Democratic Rep. Barbara Lee of California, the bill’s sponsor, said that 87% of the current members of the House were not in Congress in 2002 and that the authorization for military force passed at that time bears no correlation to the threats the nation faces today. She also was the lone vote against the 2001 AUMF following the attacks on Sept. 11.
“To this day, our endless war continues costing trillions of dollars and thousands of lives in a war that goes way beyond any scope that Congress conceived or intended,” Lee said.
The vote came one day after Senate Majority Leader Chuck Schumer said he intends to bring repeal legislation to the Senate floor this year.
“The Iraq War has been over for nearly a decade,” Schumer said. “The authorization passed in 2002 is no longer necessary in 2021.”
The White House said Biden is committed to working with Congress to update the authorization with a “narrow and specific framework appropriate to ensure that we can continue to protect Americans from terrorist threats."
Schumer said he wanted to be clear that legislation terminating the use of force in Iraq does not mean the U.S. is abandoning the country and the shared fight against the Islamic State group. He said the measure would eliminate the possibility of a future administration “reaching back into the legal dustbin to use it as a justification for military adventurism.”
He cited the Washington-directed drone strike that killed Iranian Gen. Qassim Soleimani in January 2020 as an example.
The Trump administration said Soleimani was plotting a series of attacks that endangered many American troops and officials across the Middle East. The national security adviser at the time, Robert O’Brien, told reporters that President Donald Trump exercised America’s right to self-defense and that the strike was a fully authorized action under the 2002 authorization to use military force.
“There is no good reason to allow this legal authority to persist in case another reckless commander in chief tries the same trick in the future,” Schumer said.
In the Senate, key lawmakers are working on a bill that would repeal not only the 2002 authorization, but also the 1991 authorization for use of force in Iraq, which remains on the books. The 1991 authorization gave President George H.W. Bush the authority to use force against Iraq to enforce a series of U.N. Security Council resolutions passed in response to Iraq’s invasion of Kuwait.
The Senate and House would have to work out any differences in their bills and vote on a final product before it can go to Biden's desk to be signed into law.
In the end, legislation terminating the 2002 authorization will need 60 votes in an evenly divided Senate to overcome procedural hurdles.
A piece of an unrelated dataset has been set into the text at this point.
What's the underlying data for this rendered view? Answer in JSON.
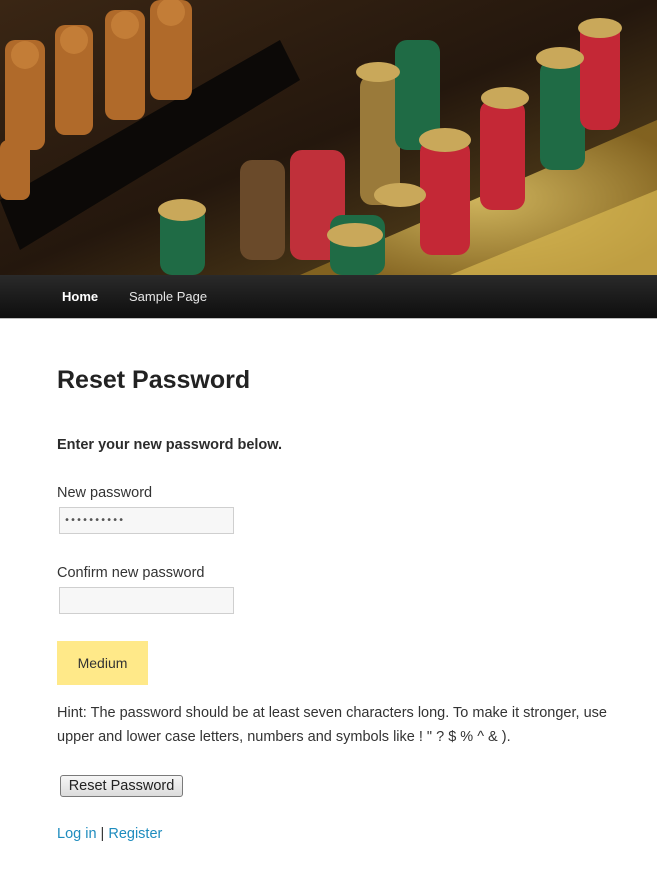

Sen. James Inhofe, R-Okla., the ranking Republican on the Senate Armed Services Committee, said he opposes the effort to terminate the authorization.
“We used it to get Soleimani and there might be another Soleimani out there," Inhofe said.
McCaul said that the timing of the House's repeal effort began after that strike.
“Democrats are playing politics with national security in an effort to taint one of President Trump’s biggest national security successes," McCaul said.
Rep. Ken Calvert, R-Calif., said the 2002 legislation gives the military the authority to strike Iranian-backed militia groups “currently attacking Americans in Iraq."
“This short-sighted apparently political effort to repeal the authority without a replacement sends the wrong message and will embolden the Islamic terror groups and the world's largest state-sponsor of terror, Iran," Calvert said.